Early theses compositions were handwritten manuscripts written in ink, so Margaret’s struggles to complete her project are understandable. A close look at her score reveals the underlying pencil marks, and in several places, she had to scrape away the paper to remove mistakes.
The first written music thesis analyzed Debussy’s Arabesque No. 2 and Prélude à l’après-midi d’un faune, charting the cadences with observance to their function and effect. Camp’s project may seem mundane, but consider that Debussy died only six years before the thesis was written and his music still relatively new (though the works studied were more than twenty years old).
The thesis shows the limitations of typewriters in handling musical needs, for Camp found it necessary to write in sharps, flats, and intervals. This may be why Camp included no musical examples in the thesis – only measure numbers. Subsequent thesis writers pasted or taped handwritten examples into their documents.
Following graduation, Camp moved to Arizona, where a census record lists her as a teacher at the state university. She married Cecil Clampitt in 1930 and died at the age of 87 in Tuscon.
Week Two: Award Winning Theses
The D.C. Spriestersbach Dissertation Prize was established to recognize excellence in doctoral research. Each year, a winner of the D.C. Spriestersbach Dissertation Prize is eligible to become the University of Iowa’s nominee in the national competition for the Council of Graduate Schools/University Microfilms International Distinguished Dissertation Award. In 1984, David Lasocki became the first of five Hawkeyes to receive the Spriesterbach and the International Distinguished Dissertation Award.
Lasocki went on to publish numerous performing editions of flute and recorder repertoire. His book, The Recorder: a research and information guide, is in its third edition. He also co-published several performance guides with Iowa’s emeritus flute professor Betty Bang Mather.
Lasocki worked as a reference librarian at the William and Gayle Cook Music Library at Indiana University, Bloomington for many years. In retirement, he still researches and writes about historical performance and the recorder.
Männerchors, or male singing societies, were active in the United States from the mid-nineteenth century, though most folded following the world wars. While several studies had examined specific männerchor or focused on a defined region, Snyder’s thesis endeavored to “explore the Männerchor from both the local and regional view, and much attention…given to the Sängerfests of regional federations…These festivals significantly influenced the musical climate of the times, and let to the establishment of music festivals across the United States, many of which are in still in existence today.”

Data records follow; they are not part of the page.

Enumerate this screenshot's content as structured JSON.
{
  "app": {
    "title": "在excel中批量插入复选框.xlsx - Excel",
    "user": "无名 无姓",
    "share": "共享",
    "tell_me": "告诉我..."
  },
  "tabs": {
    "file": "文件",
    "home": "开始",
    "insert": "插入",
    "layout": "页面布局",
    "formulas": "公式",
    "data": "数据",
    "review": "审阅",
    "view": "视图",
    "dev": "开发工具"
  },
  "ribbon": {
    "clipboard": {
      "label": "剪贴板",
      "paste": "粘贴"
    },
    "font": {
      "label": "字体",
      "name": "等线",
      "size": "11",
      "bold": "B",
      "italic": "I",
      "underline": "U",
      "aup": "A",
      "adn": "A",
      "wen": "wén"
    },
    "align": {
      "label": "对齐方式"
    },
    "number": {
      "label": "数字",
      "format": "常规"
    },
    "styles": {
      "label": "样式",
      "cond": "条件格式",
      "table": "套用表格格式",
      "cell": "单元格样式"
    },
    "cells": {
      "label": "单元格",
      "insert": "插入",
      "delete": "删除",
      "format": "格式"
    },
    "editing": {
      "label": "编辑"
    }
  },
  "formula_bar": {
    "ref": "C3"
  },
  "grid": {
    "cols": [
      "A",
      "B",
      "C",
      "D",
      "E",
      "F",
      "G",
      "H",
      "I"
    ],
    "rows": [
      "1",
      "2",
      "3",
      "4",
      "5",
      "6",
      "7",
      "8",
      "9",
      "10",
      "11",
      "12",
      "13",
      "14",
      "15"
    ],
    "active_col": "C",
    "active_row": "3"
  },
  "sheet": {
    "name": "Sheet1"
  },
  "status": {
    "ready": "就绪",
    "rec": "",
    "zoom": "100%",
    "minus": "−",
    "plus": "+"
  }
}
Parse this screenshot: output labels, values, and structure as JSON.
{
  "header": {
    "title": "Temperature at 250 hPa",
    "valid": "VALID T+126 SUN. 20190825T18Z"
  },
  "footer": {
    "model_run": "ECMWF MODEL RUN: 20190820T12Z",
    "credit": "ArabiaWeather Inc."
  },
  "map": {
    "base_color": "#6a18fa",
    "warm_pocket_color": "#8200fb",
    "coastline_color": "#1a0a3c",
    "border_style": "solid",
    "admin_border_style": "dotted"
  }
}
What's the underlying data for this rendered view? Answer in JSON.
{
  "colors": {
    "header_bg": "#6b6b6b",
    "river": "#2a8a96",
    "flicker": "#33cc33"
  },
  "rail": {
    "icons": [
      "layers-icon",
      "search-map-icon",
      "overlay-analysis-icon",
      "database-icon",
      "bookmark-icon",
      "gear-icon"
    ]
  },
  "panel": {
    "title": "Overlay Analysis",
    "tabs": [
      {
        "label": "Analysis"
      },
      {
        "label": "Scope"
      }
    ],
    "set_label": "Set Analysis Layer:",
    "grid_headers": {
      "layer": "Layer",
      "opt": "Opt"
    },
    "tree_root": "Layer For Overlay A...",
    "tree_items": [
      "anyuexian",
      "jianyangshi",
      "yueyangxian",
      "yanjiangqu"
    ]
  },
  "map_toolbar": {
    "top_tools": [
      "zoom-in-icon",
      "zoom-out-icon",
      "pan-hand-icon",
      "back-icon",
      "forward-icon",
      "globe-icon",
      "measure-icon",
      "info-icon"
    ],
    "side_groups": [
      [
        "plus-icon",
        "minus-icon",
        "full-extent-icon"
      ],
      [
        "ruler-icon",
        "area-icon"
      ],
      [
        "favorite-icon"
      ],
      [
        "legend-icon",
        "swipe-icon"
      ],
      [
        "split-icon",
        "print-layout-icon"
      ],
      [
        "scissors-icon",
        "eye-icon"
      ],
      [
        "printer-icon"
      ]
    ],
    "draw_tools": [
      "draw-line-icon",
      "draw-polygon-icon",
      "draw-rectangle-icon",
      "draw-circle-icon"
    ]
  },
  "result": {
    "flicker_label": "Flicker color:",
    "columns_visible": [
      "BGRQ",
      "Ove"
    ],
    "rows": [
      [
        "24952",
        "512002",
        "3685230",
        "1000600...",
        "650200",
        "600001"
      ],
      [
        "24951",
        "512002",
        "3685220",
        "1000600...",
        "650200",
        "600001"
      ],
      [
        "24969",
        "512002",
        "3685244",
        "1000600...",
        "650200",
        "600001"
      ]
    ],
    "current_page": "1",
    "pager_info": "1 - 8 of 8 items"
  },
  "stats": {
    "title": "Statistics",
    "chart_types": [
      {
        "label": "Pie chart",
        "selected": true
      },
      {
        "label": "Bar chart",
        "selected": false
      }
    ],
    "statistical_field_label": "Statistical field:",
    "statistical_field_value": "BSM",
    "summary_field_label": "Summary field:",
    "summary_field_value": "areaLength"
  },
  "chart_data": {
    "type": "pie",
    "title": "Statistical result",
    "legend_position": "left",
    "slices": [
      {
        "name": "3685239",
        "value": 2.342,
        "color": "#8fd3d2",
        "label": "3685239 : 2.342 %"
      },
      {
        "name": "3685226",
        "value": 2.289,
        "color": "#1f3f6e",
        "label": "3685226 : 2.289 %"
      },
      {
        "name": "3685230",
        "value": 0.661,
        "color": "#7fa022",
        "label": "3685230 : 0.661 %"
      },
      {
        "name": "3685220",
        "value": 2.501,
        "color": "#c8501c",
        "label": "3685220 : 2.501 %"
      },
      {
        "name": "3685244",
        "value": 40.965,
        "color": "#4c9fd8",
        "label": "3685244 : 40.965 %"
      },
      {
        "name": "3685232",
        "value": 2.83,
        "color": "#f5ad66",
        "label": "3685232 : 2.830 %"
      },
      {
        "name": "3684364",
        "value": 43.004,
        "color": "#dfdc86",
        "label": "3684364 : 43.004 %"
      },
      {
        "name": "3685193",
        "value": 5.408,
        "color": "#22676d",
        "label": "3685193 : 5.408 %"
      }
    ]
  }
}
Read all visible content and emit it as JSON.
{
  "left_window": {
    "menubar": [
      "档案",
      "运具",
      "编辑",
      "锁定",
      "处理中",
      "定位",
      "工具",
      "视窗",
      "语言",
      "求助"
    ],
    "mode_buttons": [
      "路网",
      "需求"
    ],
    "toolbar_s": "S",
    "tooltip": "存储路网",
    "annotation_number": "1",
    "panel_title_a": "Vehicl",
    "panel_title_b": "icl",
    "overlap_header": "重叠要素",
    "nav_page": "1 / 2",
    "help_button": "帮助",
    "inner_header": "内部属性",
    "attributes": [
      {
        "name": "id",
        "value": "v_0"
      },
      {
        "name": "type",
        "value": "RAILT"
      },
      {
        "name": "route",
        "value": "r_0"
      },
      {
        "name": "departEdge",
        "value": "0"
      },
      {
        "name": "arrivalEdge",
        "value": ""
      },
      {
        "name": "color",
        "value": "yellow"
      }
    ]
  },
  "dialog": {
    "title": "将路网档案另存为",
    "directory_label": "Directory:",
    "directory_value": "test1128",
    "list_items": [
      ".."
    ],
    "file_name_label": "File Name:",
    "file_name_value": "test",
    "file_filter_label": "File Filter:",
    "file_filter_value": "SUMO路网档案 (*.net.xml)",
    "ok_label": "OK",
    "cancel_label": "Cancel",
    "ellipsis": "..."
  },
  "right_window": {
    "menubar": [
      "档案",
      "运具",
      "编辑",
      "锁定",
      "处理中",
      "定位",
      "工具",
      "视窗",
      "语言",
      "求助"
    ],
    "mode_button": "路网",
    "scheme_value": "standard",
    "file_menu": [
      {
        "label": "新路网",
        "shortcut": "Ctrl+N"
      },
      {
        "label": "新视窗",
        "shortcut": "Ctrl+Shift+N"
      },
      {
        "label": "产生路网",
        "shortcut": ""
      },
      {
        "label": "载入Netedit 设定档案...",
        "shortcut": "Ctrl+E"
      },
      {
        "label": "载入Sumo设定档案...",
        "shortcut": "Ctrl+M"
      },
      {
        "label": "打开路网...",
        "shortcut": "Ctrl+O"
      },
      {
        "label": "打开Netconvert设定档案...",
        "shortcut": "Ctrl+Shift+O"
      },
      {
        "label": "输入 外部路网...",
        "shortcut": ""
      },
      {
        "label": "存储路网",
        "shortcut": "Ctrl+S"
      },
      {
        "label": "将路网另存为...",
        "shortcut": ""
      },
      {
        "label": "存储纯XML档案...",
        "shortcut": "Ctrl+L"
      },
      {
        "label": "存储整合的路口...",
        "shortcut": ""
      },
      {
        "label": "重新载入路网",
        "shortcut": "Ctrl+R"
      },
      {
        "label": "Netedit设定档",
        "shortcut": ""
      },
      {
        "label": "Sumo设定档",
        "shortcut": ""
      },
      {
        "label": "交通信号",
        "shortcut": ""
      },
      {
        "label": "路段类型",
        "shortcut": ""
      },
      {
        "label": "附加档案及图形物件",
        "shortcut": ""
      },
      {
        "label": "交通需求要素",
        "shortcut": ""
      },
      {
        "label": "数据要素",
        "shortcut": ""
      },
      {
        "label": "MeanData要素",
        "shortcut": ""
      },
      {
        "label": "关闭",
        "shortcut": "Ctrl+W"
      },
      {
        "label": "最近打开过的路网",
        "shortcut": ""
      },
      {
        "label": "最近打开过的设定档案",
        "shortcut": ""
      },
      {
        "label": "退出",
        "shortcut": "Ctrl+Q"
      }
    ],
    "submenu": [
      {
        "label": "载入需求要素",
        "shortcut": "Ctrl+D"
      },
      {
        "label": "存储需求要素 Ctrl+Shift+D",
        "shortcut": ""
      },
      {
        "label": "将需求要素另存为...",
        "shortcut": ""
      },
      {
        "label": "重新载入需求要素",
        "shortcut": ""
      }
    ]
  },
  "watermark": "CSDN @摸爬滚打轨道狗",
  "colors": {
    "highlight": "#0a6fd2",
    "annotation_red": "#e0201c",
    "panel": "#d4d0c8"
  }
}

In her acknowledgements, Snyder credits UI musicologist Dr. Fred Crane for “interesting me in a topic that has been fascinating and immensely rewarding.” Crane’s personal collection of musical Iowana informed sections of Snyder’s study [see medallion left].
Snyder’s dissertation received the Rita Benton Dissertation Award. She continued writing about männerchor, including a chapter about sängerfests in Indianapolis for the book Music and culture in America, 1861-1918 (Garland, 1998).